The disc-shaped formations above look a lot like UFOs. Thousands of baffled onlookers even report them as such each year. But this alien atmospheric phenomenon starts right here on Earth.
An isolated mountain is the first ingredient. The lone peak forces flowing air upward as gravity pushes it down. This triggers a continuous up-and-down atmospheric wave above the mountain. Normally, you can’t see this wave, but if the temperature in its peak drops to the dew point (when water condenses), clouds will begin to develop.
For the clouds to mold into saucers, a second ingredient is needed: a symmetrical and cone-shaped hilltop.
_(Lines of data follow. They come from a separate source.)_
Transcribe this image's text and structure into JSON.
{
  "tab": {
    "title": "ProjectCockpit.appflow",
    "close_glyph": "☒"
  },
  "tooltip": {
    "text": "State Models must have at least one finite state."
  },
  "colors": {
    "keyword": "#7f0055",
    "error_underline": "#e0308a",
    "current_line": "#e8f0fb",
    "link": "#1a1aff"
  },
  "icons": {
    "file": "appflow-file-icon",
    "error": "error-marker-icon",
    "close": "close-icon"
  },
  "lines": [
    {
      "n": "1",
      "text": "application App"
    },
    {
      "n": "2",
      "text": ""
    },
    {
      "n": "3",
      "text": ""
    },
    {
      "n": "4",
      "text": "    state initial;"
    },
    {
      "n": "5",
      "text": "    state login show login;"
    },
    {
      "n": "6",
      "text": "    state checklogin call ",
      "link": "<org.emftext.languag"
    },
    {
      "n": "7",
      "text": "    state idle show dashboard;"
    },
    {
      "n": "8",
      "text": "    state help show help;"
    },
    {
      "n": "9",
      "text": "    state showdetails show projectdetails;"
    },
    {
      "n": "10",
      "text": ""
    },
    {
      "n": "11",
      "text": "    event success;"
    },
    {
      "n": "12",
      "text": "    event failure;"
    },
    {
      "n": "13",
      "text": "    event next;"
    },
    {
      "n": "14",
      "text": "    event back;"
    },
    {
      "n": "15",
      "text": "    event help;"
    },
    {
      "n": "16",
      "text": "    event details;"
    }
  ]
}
This form means that air rises at similar heights along the mountain’s surface, ending in a lens-like configuration. With enough water vapor and airflow, more than one layer could stack up.
Because these wispy discs—called lenticular clouds— come from strong rising and sinking airflow, they indicate unsafe turbulence for planes. Thrill-seeking glider pilots, of course, chase them, attempting to catch and ride the rising air. One gutsy airman hit a record high of 50,000 feet.
This article originally appeared in the Extreme Weather issue of Popular Science.